2015-01-24 Curry udon -- index card #cooking

2015-01-24 Curry udon – index card #cooking

J- loves Japanese food, so it’s great to be able to make things at home. Next time, I think I’ll try making udon from flour, water, and salt. It doesn’t require a pasta roller, just patience. On the other hand, frozen udon is around CAD 4 for a pack of five and it takes one minute to cook, so there’s something to be said for that.

2015-01-25 Planning how to level up in cooking -- index card #cooking #learning #plans

2015-01-25 Planning how to level up in cooking – index card #cooking #learning #plans

While I occasionally play with the idea of going on a cooking vacation so that I can try local markets and learn from cooking classes, there’s so much that I haven’t yet explored here. There are all these ingredients I haven’t yet looked up and tried. (Thank goodness for such a diverse city!) Maybe someday I might even try out cooking lessons or private instruction.

For now, I’m focusing on cooking with more vegetables. I liked the balance of meat to vegetables in that curry we made – about three chicken thighs of meat in one of our biggest pots. It would be great to increase vegetable volume and variety. Looking forward to exploring the rest of the produce section.

I also want to remember to cook different things. I have an Org Mode file with recipes, but I haven’t set up scheduled reminders or Org habits for them yet.
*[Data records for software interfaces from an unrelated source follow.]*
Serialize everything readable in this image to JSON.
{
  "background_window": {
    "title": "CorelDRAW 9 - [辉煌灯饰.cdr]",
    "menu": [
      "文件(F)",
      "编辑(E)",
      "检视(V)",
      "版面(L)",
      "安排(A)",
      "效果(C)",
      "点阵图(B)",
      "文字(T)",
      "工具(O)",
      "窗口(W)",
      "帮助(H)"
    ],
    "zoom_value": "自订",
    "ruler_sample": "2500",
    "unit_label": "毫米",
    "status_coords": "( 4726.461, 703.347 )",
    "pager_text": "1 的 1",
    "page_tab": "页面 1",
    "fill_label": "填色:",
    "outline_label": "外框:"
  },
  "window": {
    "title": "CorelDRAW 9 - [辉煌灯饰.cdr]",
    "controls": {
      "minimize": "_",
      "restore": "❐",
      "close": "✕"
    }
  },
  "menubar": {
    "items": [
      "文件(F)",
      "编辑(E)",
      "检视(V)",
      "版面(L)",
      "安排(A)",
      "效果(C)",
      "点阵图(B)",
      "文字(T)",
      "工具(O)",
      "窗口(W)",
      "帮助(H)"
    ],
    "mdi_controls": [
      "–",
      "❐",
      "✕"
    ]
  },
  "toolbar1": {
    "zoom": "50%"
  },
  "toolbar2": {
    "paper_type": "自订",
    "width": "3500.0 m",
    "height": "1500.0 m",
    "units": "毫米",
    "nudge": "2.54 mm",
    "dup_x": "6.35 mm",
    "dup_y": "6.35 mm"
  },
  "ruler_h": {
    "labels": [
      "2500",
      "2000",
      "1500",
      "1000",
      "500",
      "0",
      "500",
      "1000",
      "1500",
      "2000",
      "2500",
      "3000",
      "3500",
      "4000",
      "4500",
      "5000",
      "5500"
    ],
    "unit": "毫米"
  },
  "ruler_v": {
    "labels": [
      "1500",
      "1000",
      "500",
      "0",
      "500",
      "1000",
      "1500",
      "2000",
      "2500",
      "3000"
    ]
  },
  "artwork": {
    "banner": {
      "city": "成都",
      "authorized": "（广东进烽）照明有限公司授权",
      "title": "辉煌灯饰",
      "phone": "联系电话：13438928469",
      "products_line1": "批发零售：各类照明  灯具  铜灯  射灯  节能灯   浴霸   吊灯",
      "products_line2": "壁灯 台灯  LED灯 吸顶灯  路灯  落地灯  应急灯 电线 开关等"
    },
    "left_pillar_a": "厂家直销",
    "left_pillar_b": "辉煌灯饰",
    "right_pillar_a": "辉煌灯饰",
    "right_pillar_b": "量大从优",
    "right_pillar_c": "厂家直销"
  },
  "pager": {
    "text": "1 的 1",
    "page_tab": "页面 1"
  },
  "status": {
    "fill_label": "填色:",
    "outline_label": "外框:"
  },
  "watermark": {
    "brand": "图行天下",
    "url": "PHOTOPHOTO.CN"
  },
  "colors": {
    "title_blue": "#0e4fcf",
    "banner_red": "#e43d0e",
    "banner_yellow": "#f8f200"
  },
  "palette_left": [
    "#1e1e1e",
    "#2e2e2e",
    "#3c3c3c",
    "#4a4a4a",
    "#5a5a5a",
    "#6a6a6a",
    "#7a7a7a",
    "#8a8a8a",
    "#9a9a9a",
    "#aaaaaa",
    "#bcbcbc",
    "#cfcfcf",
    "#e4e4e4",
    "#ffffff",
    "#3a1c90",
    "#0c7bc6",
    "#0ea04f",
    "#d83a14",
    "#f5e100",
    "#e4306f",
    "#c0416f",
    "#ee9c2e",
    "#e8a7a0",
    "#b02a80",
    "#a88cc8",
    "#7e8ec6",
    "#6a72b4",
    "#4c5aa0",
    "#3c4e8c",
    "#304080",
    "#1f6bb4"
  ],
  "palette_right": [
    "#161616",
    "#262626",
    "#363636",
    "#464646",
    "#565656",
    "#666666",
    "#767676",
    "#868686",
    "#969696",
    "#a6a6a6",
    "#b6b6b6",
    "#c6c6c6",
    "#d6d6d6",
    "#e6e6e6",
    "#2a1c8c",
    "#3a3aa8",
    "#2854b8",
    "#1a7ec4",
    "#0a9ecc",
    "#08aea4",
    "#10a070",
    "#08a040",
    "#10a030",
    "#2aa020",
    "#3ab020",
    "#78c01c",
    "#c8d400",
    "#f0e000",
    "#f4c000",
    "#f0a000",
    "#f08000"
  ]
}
In the meantime, I’ve put these index cards on our fridge door to remind me when I’m planning groceries:

2015-01-10 Favourite meals -- index card #cooking

2015.01.10 Favourite meals – index card #cooking

2015-01-11 Snacks we can make -- index card #cooking

2015.01.11 Snacks we can make – index card #cooking